• What the task asks: Character for character, write out the data below.

:: Available data ::

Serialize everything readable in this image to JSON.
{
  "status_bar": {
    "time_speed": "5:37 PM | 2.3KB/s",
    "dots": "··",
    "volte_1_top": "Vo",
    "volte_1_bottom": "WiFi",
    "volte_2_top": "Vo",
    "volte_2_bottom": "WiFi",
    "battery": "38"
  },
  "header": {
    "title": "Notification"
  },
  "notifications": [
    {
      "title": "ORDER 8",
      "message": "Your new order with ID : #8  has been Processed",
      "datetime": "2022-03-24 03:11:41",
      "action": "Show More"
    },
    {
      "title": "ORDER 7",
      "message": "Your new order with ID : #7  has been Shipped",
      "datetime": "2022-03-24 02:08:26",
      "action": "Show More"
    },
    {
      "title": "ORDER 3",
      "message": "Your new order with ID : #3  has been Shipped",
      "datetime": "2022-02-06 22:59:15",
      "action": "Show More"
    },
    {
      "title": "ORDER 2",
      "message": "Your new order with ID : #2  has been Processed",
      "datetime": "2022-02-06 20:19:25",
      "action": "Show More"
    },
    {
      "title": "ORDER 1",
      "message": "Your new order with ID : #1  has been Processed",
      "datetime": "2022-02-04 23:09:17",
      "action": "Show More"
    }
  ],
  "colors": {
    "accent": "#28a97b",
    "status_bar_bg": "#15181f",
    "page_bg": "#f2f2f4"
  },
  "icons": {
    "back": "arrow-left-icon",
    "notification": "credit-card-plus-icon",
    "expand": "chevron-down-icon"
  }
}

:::

• Answer to the problem:
Serialize everything readable in this image to JSON.
{
  "status_bar": {
    "time_speed": "5:37 PM | 2.3KB/s",
    "dots": "··",
    "volte_1_top": "Vo",
    "volte_1_bottom": "WiFi",
    "volte_2_top": "Vo",
    "volte_2_bottom": "WiFi",
    "battery": "38"
  },
  "header": {
    "title": "Notification"
  },
  "notifications": [
    {
      "title": "ORDER 8",
      "message": "Your new order with ID : #8  has been Processed",
      "datetime": "2022-03-24 03:11:41",
      "action": "Show More"
    },
    {
      "title": "ORDER 7",
      "message": "Your new order with ID : #7  has been Shipped",
      "datetime": "2022-03-24 02:08:26",
      "action": "Show More"
    },
    {
      "title": "ORDER 3",
      "message": "Your new order with ID : #3  has been Shipped",
      "datetime": "2022-02-06 22:59:15",
      "action": "Show More"
    },
    {
      "title": "ORDER 2",
      "message": "Your new order with ID : #2  has been Processed",
      "datetime": "2022-02-06 20:19:25",
      "action": "Show More"
    },
    {
      "title": "ORDER 1",
      "message": "Your new order with ID : #1  has been Processed",
      "datetime": "2022-02-04 23:09:17",
      "action": "Show More"
    }
  ],
  "colors": {
    "accent": "#28a97b",
    "status_bar_bg": "#15181f",
    "page_bg": "#f2f2f4"
  },
  "icons": {
    "back": "arrow-left-icon",
    "notification": "credit-card-plus-icon",
    "expand": "chevron-down-icon"
  }
}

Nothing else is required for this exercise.